#### [Data records]
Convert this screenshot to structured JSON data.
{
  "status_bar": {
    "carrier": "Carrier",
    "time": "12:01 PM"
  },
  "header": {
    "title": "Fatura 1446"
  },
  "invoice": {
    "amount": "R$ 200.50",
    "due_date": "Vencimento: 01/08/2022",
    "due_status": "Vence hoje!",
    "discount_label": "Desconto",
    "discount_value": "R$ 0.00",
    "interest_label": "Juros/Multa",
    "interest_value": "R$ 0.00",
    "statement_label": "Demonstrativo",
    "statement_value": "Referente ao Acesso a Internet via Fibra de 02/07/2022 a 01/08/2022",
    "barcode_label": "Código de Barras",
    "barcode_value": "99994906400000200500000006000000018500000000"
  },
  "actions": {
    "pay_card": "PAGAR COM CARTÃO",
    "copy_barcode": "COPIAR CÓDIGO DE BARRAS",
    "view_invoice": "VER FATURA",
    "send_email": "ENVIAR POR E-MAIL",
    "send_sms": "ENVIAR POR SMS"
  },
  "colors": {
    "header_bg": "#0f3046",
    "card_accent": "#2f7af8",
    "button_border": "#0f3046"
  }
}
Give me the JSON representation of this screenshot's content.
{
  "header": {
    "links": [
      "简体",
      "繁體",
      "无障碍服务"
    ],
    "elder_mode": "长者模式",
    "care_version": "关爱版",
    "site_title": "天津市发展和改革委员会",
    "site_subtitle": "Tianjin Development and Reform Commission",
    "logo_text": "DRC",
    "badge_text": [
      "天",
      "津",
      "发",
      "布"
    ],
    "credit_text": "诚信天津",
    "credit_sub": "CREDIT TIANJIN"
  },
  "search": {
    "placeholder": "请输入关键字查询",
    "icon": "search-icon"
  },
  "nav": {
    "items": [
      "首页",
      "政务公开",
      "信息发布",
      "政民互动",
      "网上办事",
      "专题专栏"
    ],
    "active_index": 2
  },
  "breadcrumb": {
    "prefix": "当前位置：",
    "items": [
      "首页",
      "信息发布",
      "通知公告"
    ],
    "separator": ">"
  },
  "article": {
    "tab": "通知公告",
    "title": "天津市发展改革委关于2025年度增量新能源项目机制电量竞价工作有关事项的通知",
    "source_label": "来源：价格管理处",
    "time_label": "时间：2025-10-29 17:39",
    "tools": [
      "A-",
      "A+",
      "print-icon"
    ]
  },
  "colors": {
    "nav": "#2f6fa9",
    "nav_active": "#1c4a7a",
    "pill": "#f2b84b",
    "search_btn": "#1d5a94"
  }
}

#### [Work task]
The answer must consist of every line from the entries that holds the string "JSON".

#### [Reply]
Convert this screenshot to structured JSON data.
Give me the JSON representation of this screenshot's content.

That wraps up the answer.